After two years of warnings about Republicans’ woeful performance among nonwhite voters in 2012, the midterms showed that Democrats have their own significant demographic vulnerability: working-class white voters. Republicans won white voters without a college degree by 30 points, 64 percent to 34 percent, according to exit polls, equal to their margin in the wave election of 2010. Polling data show that support for President Barack Obama among working-class whites has dropped 8 points since 2010.
“Democrats have chosen to focus on issues that the liberal base of the party really likes, but the working-class person in West Virginia or Arkansas or Louisiana or Alaska doesn’t necessarily identify with,” said political analyst Charlie Cook.

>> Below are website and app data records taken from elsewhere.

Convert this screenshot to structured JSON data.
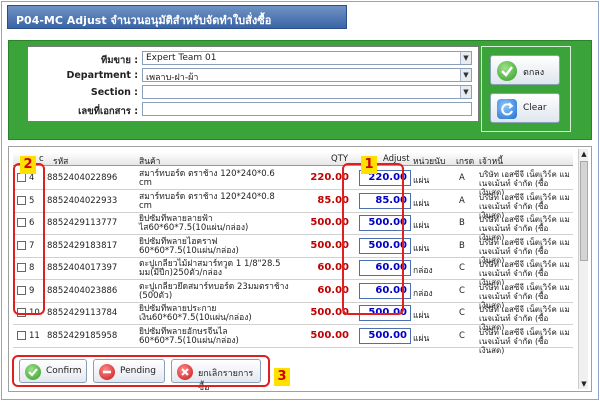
{
  "title": "P04-MC Adjust จำนวนอนุมัติสำหรับจัดทำใบสั่งซื้อ",
  "filters": {
    "team_label": "ทีมขาย :",
    "team_value": "Expert Team 01",
    "department_label": "Department :",
    "department_value": "เพลาบ-ฝา-ผ้า",
    "section_label": "Section :",
    "section_value": "",
    "docno_label": "เลขที่เอกสาร :",
    "docno_value": ""
  },
  "buttons": {
    "ok_label": "ตกลง",
    "clear_label": "Clear"
  },
  "grid": {
    "headers": {
      "no": "c",
      "code": "รหัส",
      "product": "สินค้า",
      "qty": "QTY",
      "adjust": "Adjust",
      "unit": "หน่วยนับ",
      "grade": "เกรด",
      "supplier": "เจ้าหนี้"
    },
    "rows": [
      {
        "no": "4",
        "code": "8852404022896",
        "product": "สมาร์ทบอร์ด ตราช้าง 120*240*0.6 cm",
        "qty": "220.00",
        "adjust": "220.00",
        "unit": "แผ่น",
        "grade": "A",
        "supplier": "บริษัท เอสซีจี เน็ตเวิร์ค แม เนจเม้นท์ จำกัด (ซื้อเงินสด)"
      },
      {
        "no": "5",
        "code": "8852404022933",
        "product": "สมาร์ทบอร์ด ตราช้าง 120*240*0.8 cm",
        "qty": "85.00",
        "adjust": "85.00",
        "unit": "แผ่น",
        "grade": "A",
        "supplier": "บริษัท เอสซีจี เน็ตเวิร์ค แม เนจเม้นท์ จำกัด (ซื้อเงินสด)"
      },
      {
        "no": "6",
        "code": "8852429113777",
        "product": "ยิปซัมทีพลายลายฟ้า ไส60*60*7.5(10แผ่น/กล่อง)",
        "qty": "500.00",
        "adjust": "500.00",
        "unit": "แผ่น",
        "grade": "B",
        "supplier": "บริษัท เอสซีจี เน็ตเวิร์ค แม เนจเม้นท์ จำกัด (ซื้อเงินสด)"
      },
      {
        "no": "7",
        "code": "8852429183817",
        "product": "ยิปซัมทีพลายไฮคราฟ 60*60*7.5(10แผ่น/กล่อง)",
        "qty": "500.00",
        "adjust": "500.00",
        "unit": "แผ่น",
        "grade": "B",
        "supplier": "บริษัท เอสซีจี เน็ตเวิร์ค แม เนจเม้นท์ จำกัด (ซื้อเงินสด)"
      },
      {
        "no": "8",
        "code": "8852404017397",
        "product": "ตะปูเกลียวไม้ฝาสมาร์ทวูด 1 1/8\"28.5 มม(มีปีก)250ตัว/กล่อง",
        "qty": "60.00",
        "adjust": "60.00",
        "unit": "กล่อง",
        "grade": "C",
        "supplier": "บริษัท เอสซีจี เน็ตเวิร์ค แม เนจเม้นท์ จำกัด (ซื้อเงินสด)"
      },
      {
        "no": "9",
        "code": "8852404023886",
        "product": "ตะปูเกลียวยึดสมาร์ทบอร์ด 23มมตราช้าง (500ตัว)",
        "qty": "60.00",
        "adjust": "60.00",
        "unit": "กล่อง",
        "grade": "C",
        "supplier": "บริษัท เอสซีจี เน็ตเวิร์ค แม เนจเม้นท์ จำกัด (ซื้อเงินสด)"
      },
      {
        "no": "10",
        "code": "8852429113784",
        "product": "ยิปซัมทีพลายประกาย เงิน60*60*7.5(10แผ่น/กล่อง)",
        "qty": "500.00",
        "adjust": "500.00",
        "unit": "แผ่น",
        "grade": "C",
        "supplier": "บริษัท เอสซีจี เน็ตเวิร์ค แม เนจเม้นท์ จำกัด (ซื้อเงินสด)"
      },
      {
        "no": "11",
        "code": "8852429185958",
        "product": "ยิปซัมทีพลายอักษรจีนไล 60*60*7.5(10แผ่น/กล่อง)",
        "qty": "500.00",
        "adjust": "500.00",
        "unit": "แผ่น",
        "grade": "C",
        "supplier": "บริษัท เอสซีจี เน็ตเวิร์ค แม เนจเม้นท์ จำกัด (ซื้อเงินสด)"
      }
    ]
  },
  "actions": {
    "confirm_label": "Confirm",
    "pending_label": "Pending",
    "cancel_label": "ยกเลิกรายการซื้อ"
  },
  "annotations": {
    "badge1": "1",
    "badge2": "2",
    "badge3": "3"
  },
  "colors": {
    "filter_panel": "#3aa33a",
    "qty_red": "#c00000",
    "adjust_blue": "#0000c8",
    "callout": "#e02020"
  }
}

Cook pointed to those four states — where Republicans captured Democratic-held Senate seats this year — to argue that Democrats are a “marginalized party” across much of the country.

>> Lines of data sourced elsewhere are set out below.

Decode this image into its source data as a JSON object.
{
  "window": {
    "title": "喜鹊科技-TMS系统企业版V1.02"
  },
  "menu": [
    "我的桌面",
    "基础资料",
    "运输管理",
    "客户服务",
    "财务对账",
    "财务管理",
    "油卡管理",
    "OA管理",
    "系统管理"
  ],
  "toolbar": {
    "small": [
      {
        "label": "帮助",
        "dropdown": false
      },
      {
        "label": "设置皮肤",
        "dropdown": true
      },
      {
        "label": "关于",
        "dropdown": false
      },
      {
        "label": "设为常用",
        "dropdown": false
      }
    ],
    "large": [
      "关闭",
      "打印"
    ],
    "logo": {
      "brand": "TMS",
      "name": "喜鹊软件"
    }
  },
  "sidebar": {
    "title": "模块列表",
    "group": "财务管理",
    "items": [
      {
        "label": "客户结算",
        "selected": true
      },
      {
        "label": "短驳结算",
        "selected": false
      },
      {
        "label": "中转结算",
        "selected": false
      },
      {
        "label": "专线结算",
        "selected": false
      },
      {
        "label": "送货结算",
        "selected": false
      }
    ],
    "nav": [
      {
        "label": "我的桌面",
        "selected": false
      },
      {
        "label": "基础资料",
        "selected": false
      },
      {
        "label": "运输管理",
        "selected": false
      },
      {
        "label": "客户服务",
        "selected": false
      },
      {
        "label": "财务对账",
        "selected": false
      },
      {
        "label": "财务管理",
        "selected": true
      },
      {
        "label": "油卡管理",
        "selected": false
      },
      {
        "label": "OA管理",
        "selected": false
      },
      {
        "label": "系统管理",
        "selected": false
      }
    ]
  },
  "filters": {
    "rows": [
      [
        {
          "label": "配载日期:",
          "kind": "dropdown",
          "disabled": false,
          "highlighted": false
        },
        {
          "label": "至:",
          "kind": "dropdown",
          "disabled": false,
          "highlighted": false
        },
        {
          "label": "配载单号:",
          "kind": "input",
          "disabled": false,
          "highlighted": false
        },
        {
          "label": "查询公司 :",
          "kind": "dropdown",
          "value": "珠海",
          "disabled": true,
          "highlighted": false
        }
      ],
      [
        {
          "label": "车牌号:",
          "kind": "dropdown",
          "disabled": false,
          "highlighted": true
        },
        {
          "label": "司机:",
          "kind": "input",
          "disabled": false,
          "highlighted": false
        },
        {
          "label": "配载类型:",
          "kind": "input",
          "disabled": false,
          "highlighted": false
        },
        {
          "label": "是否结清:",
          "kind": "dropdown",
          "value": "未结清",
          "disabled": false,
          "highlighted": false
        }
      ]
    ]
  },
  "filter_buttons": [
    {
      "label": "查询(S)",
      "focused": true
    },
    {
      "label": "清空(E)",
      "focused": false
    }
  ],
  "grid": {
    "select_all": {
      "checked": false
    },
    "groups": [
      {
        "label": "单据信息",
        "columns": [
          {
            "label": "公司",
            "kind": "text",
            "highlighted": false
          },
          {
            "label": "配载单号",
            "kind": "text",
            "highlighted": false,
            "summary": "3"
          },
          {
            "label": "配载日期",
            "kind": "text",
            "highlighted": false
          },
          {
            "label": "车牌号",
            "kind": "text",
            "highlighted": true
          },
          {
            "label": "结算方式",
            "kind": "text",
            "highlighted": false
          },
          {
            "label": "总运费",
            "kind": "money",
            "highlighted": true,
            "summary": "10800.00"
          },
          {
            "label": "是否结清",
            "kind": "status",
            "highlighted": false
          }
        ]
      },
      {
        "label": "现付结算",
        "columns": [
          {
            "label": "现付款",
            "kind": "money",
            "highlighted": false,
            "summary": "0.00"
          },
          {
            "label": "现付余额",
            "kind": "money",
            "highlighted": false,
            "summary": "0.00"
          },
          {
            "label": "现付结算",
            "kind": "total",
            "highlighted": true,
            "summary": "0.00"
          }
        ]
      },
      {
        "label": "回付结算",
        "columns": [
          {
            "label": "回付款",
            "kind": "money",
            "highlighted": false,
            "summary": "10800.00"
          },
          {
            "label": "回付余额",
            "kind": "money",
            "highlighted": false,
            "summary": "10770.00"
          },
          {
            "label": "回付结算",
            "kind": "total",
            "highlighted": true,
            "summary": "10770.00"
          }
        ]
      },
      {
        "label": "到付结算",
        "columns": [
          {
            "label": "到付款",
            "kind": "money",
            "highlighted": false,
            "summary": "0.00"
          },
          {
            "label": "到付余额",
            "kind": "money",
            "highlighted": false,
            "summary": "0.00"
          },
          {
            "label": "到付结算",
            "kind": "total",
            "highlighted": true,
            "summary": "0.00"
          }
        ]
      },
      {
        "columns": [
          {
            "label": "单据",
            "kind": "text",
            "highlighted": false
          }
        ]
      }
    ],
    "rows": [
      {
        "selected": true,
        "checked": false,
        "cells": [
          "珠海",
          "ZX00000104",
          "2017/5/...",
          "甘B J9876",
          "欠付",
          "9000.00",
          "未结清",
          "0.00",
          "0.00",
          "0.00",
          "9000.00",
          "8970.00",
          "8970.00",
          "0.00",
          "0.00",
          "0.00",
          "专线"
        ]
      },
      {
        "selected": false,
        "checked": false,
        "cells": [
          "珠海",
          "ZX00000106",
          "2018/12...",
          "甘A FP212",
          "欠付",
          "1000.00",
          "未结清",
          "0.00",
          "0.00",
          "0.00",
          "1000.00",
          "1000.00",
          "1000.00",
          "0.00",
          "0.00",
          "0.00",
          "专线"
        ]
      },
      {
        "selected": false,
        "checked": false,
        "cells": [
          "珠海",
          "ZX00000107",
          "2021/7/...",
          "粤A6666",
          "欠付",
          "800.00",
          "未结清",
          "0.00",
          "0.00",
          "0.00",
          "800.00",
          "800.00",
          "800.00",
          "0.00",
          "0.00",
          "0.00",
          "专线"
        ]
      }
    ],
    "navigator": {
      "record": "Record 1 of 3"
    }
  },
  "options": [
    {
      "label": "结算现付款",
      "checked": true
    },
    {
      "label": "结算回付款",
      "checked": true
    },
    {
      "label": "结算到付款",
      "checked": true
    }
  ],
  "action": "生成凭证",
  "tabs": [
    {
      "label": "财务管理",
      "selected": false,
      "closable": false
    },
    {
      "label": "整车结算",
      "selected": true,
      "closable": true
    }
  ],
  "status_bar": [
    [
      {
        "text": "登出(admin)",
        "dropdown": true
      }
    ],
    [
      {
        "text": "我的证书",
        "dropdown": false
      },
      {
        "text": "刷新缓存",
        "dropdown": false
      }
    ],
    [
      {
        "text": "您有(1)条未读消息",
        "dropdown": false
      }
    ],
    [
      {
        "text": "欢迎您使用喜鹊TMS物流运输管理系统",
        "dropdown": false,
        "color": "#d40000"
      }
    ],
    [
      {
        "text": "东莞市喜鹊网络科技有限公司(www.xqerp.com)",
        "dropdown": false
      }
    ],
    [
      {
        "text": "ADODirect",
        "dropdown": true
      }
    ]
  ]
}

“This is more than just a bad year for Democrats,” he said. “The challenge that the Democratic Party has in parts of the country appears to be even more formidable than it was two years ago.”
Added former Rep. Dan Glickman (D-Kan.): “Democrats really gave up on small towns and exurban America.” [emphasis added]
And even though Republicans have yet to make significant inroads among minorities, the GOP could make up for those losses by further enhancing its performance among white voters.
“Given what’s happening with working-class voters and how disenchanted they are with the Democratic Party … Republicans still have a chance to win the presidency without [making] significant changes to policy,” said GOP consultant Ford O’Connell.
Democrats won’t necessarily be able to count on the same level of minority turnout in 2016 without Obama. At the same time, Mitt Romney in 2012 won a larger share of the white vote than any GOP nominee since George H.W. Bush and still lost the presidency.